WORK TO BE COMPLETED >>
Look for "logo" in the records and copy every line that has it.

[Extracted data entries]

+---+

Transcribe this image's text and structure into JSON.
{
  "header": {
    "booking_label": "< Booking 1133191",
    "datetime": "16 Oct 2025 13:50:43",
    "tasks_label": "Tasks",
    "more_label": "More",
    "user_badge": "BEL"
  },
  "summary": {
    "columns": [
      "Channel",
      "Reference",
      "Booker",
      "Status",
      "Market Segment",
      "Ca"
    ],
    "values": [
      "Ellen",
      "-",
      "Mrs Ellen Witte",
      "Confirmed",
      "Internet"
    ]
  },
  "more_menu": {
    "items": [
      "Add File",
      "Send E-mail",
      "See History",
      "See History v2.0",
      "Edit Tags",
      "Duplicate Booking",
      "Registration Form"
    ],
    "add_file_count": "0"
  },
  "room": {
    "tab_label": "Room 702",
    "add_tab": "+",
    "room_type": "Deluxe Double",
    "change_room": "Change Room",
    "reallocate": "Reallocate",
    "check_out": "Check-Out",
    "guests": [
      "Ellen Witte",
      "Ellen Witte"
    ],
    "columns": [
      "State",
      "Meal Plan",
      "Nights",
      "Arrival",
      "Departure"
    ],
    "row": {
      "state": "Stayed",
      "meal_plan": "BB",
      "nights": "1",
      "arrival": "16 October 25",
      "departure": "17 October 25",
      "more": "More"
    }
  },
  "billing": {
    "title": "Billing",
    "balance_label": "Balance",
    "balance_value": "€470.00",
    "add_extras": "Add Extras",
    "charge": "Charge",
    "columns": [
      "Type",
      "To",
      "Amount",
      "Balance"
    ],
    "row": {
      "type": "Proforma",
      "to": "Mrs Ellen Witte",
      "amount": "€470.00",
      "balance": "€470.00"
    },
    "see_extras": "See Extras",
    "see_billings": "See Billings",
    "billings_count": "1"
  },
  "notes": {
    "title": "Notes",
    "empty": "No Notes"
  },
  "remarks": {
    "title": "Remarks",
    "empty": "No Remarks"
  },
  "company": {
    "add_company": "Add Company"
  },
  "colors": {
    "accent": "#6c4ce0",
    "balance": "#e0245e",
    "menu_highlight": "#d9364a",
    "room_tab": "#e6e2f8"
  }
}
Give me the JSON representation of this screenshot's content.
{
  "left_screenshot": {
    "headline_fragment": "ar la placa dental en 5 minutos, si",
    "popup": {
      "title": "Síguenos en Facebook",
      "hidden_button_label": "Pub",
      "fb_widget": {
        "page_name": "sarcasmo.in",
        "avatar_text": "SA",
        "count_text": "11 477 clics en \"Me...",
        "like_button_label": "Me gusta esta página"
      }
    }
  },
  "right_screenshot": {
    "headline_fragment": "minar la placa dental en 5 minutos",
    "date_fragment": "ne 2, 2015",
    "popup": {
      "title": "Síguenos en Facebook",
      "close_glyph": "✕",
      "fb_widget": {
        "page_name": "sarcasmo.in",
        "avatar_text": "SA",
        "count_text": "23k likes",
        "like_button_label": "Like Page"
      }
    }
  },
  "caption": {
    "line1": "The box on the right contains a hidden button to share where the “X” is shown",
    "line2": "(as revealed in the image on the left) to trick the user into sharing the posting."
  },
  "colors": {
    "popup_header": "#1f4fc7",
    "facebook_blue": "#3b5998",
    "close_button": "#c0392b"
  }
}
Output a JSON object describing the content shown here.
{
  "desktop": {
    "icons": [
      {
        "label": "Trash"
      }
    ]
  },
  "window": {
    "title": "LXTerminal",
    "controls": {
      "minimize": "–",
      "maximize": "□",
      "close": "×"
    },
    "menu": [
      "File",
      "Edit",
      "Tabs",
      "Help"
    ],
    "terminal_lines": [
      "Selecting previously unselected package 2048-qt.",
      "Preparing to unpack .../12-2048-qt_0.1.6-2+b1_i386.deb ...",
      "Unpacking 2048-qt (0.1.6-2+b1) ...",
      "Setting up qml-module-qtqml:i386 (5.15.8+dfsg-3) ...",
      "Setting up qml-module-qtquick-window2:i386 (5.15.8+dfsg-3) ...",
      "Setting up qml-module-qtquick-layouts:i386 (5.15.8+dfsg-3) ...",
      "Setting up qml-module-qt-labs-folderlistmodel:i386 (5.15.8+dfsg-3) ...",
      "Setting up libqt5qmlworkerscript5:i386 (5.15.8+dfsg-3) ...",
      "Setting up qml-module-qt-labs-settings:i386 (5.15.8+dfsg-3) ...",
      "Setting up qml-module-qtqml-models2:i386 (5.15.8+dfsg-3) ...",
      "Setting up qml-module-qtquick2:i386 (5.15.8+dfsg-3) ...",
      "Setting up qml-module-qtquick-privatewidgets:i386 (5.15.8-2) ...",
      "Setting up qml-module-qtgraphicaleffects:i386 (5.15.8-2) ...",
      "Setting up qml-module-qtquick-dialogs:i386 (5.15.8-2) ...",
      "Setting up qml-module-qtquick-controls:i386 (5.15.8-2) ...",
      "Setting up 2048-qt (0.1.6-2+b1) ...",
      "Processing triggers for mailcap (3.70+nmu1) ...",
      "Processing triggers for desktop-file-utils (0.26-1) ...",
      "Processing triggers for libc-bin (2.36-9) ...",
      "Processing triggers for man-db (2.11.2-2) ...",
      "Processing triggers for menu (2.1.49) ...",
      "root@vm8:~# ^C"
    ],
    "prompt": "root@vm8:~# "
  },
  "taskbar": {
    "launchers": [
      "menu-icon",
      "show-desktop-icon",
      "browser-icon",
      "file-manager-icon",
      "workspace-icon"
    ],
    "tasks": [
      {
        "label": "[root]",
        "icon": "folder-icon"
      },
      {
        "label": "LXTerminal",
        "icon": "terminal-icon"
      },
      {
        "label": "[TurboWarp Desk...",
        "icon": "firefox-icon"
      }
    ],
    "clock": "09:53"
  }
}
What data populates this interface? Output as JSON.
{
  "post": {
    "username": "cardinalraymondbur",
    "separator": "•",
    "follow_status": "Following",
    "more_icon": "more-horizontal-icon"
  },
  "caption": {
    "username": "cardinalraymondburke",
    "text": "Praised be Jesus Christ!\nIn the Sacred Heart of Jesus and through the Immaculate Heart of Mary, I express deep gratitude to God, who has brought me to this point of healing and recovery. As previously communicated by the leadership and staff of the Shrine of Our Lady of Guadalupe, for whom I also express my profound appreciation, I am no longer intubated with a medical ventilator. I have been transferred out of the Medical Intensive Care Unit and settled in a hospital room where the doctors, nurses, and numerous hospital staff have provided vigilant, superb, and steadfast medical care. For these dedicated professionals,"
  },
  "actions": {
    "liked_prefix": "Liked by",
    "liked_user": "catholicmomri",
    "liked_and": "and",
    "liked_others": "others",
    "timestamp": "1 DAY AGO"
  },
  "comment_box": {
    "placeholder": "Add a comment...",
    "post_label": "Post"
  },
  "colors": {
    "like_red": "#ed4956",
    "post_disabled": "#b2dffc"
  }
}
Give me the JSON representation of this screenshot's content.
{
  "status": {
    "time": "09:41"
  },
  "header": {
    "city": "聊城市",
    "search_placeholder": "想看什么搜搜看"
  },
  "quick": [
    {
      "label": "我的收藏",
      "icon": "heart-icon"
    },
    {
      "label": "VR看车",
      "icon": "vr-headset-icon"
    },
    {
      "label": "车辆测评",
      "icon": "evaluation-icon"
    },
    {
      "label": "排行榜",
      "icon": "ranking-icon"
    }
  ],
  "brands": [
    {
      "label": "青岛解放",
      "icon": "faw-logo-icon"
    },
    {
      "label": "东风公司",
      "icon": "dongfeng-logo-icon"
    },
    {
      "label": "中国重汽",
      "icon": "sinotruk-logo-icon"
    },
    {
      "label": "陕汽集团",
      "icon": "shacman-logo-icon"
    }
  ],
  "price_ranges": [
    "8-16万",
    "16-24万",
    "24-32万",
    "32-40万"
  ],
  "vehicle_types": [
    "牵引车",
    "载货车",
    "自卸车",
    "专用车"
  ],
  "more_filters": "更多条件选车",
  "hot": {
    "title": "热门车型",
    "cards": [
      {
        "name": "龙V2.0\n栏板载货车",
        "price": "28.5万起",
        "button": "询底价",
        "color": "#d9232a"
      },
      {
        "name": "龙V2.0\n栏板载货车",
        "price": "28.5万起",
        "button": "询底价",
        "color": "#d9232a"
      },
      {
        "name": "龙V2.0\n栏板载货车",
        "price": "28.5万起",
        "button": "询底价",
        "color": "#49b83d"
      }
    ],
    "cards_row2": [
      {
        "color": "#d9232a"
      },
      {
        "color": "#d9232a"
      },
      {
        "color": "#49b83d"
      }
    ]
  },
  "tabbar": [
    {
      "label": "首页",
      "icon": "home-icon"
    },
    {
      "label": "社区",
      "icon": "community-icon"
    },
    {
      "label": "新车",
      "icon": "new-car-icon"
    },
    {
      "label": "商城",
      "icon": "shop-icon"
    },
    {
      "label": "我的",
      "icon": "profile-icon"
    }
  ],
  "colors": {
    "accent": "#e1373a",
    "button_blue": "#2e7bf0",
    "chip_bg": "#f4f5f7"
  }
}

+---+

SOLUTION TO THIS PROBLEM >>
      "icon": "faw-logo-icon"
      "icon": "dongfeng-logo-icon"
      "icon": "sinotruk-logo-icon"
      "icon": "shacman-logo-icon"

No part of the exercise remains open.